─── AVAILABLE RECORDS ───

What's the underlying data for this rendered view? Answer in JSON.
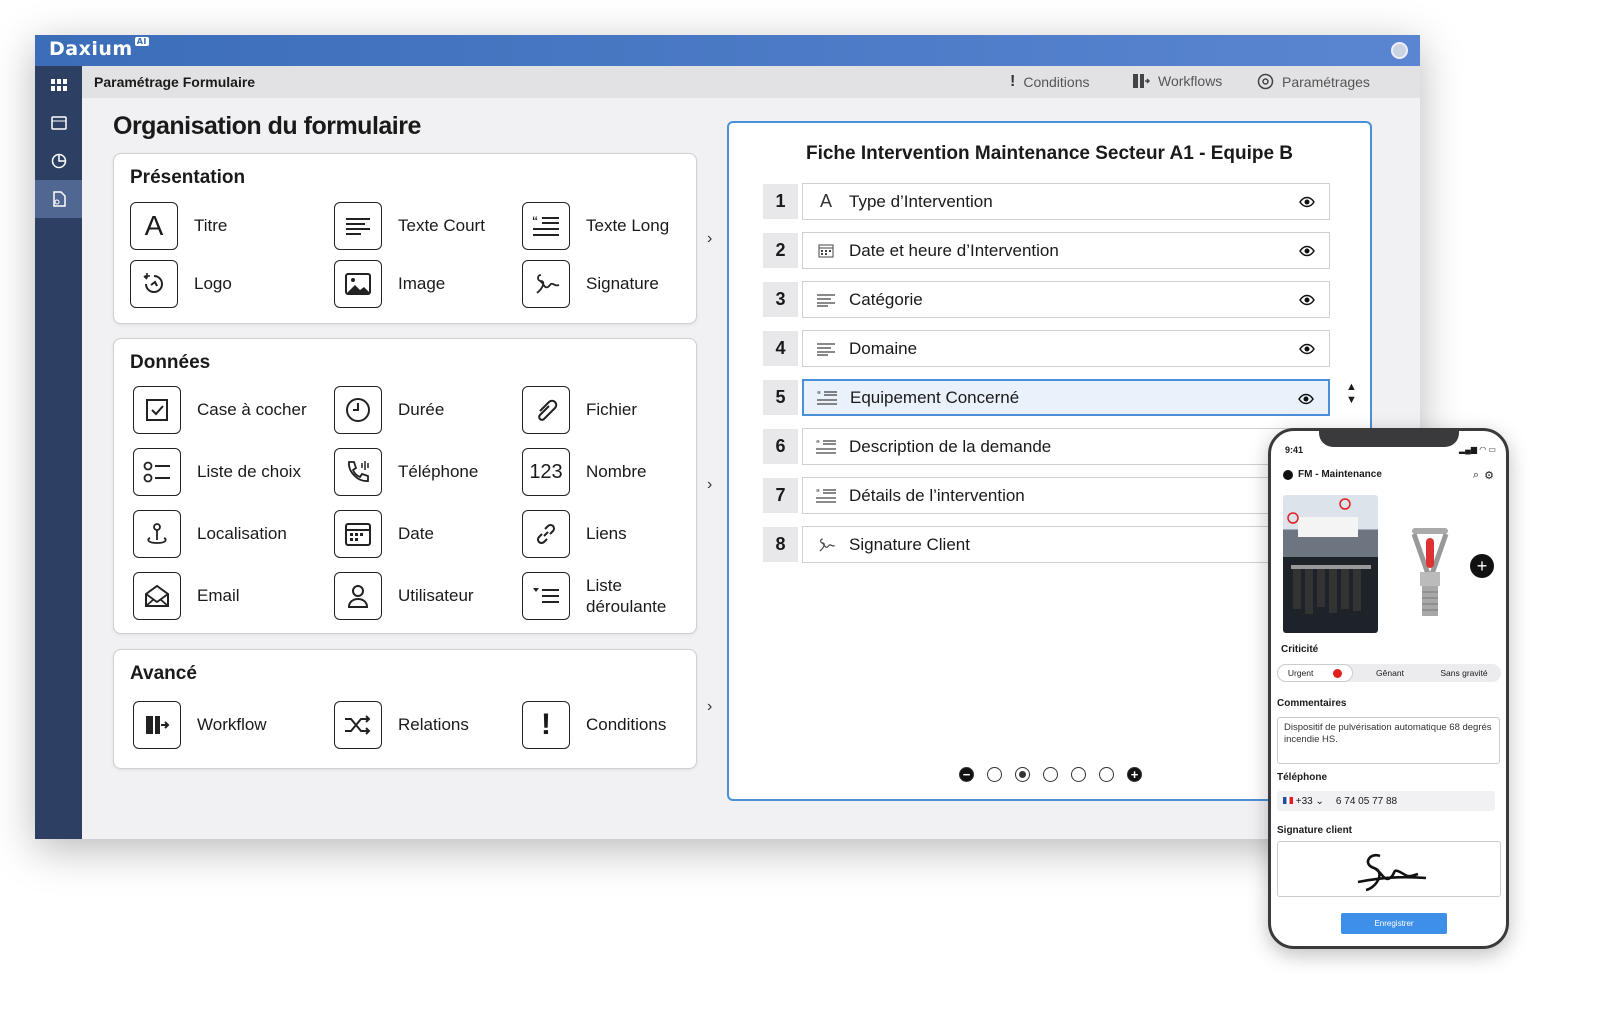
{
  "app": {
    "name": "Daxium",
    "badge": "AI"
  },
  "subbar": {
    "title": "Paramétrage Formulaire",
    "tabs": [
      {
        "label": "Conditions"
      },
      {
        "label": "Workflows"
      },
      {
        "label": "Paramétrages"
      }
    ]
  },
  "page": {
    "title": "Organisation du formulaire"
  },
  "sections": [
    {
      "title": "Présentation",
      "items": [
        {
          "label": "Titre",
          "icon": "letter-a-icon"
        },
        {
          "label": "Texte Court",
          "icon": "short-text-icon"
        },
        {
          "label": "Texte Long",
          "icon": "long-text-icon"
        },
        {
          "label": "Logo",
          "icon": "logo-icon"
        },
        {
          "label": "Image",
          "icon": "image-icon"
        },
        {
          "label": "Signature",
          "icon": "signature-icon"
        }
      ]
    },
    {
      "title": "Données",
      "items": [
        {
          "label": "Case à cocher",
          "icon": "checkbox-icon"
        },
        {
          "label": "Durée",
          "icon": "clock-icon"
        },
        {
          "label": "Fichier",
          "icon": "paperclip-icon"
        },
        {
          "label": "Liste de choix",
          "icon": "choice-list-icon"
        },
        {
          "label": "Téléphone",
          "icon": "phone-icon"
        },
        {
          "label": "Nombre",
          "icon": "number-icon"
        },
        {
          "label": "Localisation",
          "icon": "location-icon"
        },
        {
          "label": "Date",
          "icon": "calendar-icon"
        },
        {
          "label": "Liens",
          "icon": "link-icon"
        },
        {
          "label": "Email",
          "icon": "email-icon"
        },
        {
          "label": "Utilisateur",
          "icon": "user-icon"
        },
        {
          "label": "Liste déroulante",
          "icon": "dropdown-list-icon"
        }
      ]
    },
    {
      "title": "Avancé",
      "items": [
        {
          "label": "Workflow",
          "icon": "workflow-icon"
        },
        {
          "label": "Relations",
          "icon": "shuffle-icon"
        },
        {
          "label": "Conditions",
          "icon": "exclamation-icon"
        }
      ]
    }
  ],
  "form": {
    "title": "Fiche Intervention Maintenance Secteur A1 - Equipe B",
    "fields": [
      {
        "num": "1",
        "label": "Type d’Intervention"
      },
      {
        "num": "2",
        "label": "Date et heure d’Intervention"
      },
      {
        "num": "3",
        "label": "Catégorie"
      },
      {
        "num": "4",
        "label": "Domaine"
      },
      {
        "num": "5",
        "label": "Equipement Concerné"
      },
      {
        "num": "6",
        "label": "Description de la demande"
      },
      {
        "num": "7",
        "label": "Détails de l’intervention"
      },
      {
        "num": "8",
        "label": "Signature Client"
      }
    ],
    "selected_field": 5,
    "page_selected": 2
  },
  "phone": {
    "time": "9:41",
    "header": "FM - Maintenance",
    "criticite_label": "Criticité",
    "criticite_options": [
      "Urgent",
      "Gênant",
      "Sans gravité"
    ],
    "comments_label": "Commentaires",
    "comments_value": "Dispositif de pulvérisation automatique 68 degrés incendie HS.",
    "phone_label": "Téléphone",
    "phone_prefix": "+33",
    "phone_value": "6 74 05 77 88",
    "signature_label": "Signature client",
    "save_label": "Enregistrer"
  },
  "colors": {
    "topbar": "#4a7ac6",
    "sidebar": "#2d3f63",
    "accent": "#4a90d9",
    "urgent": "#e02020"
  }
}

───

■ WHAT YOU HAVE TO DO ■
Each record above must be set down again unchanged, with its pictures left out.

■ RESPONSE TO THIS TASK ■
What's the underlying data for this rendered view? Answer in JSON.
{
  "app": {
    "name": "Daxium",
    "badge": "AI"
  },
  "subbar": {
    "title": "Paramétrage Formulaire",
    "tabs": [
      {
        "label": "Conditions"
      },
      {
        "label": "Workflows"
      },
      {
        "label": "Paramétrages"
      }
    ]
  },
  "page": {
    "title": "Organisation du formulaire"
  },
  "sections": [
    {
      "title": "Présentation",
      "items": [
        {
          "label": "Titre",
          "icon": "letter-a-icon"
        },
        {
          "label": "Texte Court",
          "icon": "short-text-icon"
        },
        {
          "label": "Texte Long",
          "icon": "long-text-icon"
        },
        {
          "label": "Logo",
          "icon": "logo-icon"
        },
        {
          "label": "Image",
          "icon": "image-icon"
        },
        {
          "label": "Signature",
          "icon": "signature-icon"
        }
      ]
    },
    {
      "title": "Données",
      "items": [
        {
          "label": "Case à cocher",
          "icon": "checkbox-icon"
        },
        {
          "label": "Durée",
          "icon": "clock-icon"
        },
        {
          "label": "Fichier",
          "icon": "paperclip-icon"
        },
        {
          "label": "Liste de choix",
          "icon": "choice-list-icon"
        },
        {
          "label": "Téléphone",
          "icon": "phone-icon"
        },
        {
          "label": "Nombre",
          "icon": "number-icon"
        },
        {
          "label": "Localisation",
          "icon": "location-icon"
        },
        {
          "label": "Date",
          "icon": "calendar-icon"
        },
        {
          "label": "Liens",
          "icon": "link-icon"
        },
        {
          "label": "Email",
          "icon": "email-icon"
        },
        {
          "label": "Utilisateur",
          "icon": "user-icon"
        },
        {
          "label": "Liste déroulante",
          "icon": "dropdown-list-icon"
        }
      ]
    },
    {
      "title": "Avancé",
      "items": [
        {
          "label": "Workflow",
          "icon": "workflow-icon"
        },
        {
          "label": "Relations",
          "icon": "shuffle-icon"
        },
        {
          "label": "Conditions",
          "icon": "exclamation-icon"
        }
      ]
    }
  ],
  "form": {
    "title": "Fiche Intervention Maintenance Secteur A1 - Equipe B",
    "fields": [
      {
        "num": "1",
        "label": "Type d’Intervention"
      },
      {
        "num": "2",
        "label": "Date et heure d’Intervention"
      },
      {
        "num": "3",
        "label": "Catégorie"
      },
      {
        "num": "4",
        "label": "Domaine"
      },
      {
        "num": "5",
        "label": "Equipement Concerné"
      },
      {
        "num": "6",
        "label": "Description de la demande"
      },
      {
        "num": "7",
        "label": "Détails de l’intervention"
      },
      {
        "num": "8",
        "label": "Signature Client"
      }
    ],
    "selected_field": 5,
    "page_selected": 2
  },
  "phone": {
    "time": "9:41",
    "header": "FM - Maintenance",
    "criticite_label": "Criticité",
    "criticite_options": [
      "Urgent",
      "Gênant",
      "Sans gravité"
    ],
    "comments_label": "Commentaires",
    "comments_value": "Dispositif de pulvérisation automatique 68 degrés incendie HS.",
    "phone_label": "Téléphone",
    "phone_prefix": "+33",
    "phone_value": "6 74 05 77 88",
    "signature_label": "Signature client",
    "save_label": "Enregistrer"
  },
  "colors": {
    "topbar": "#4a7ac6",
    "sidebar": "#2d3f63",
    "accent": "#4a90d9",
    "urgent": "#e02020"
  }
}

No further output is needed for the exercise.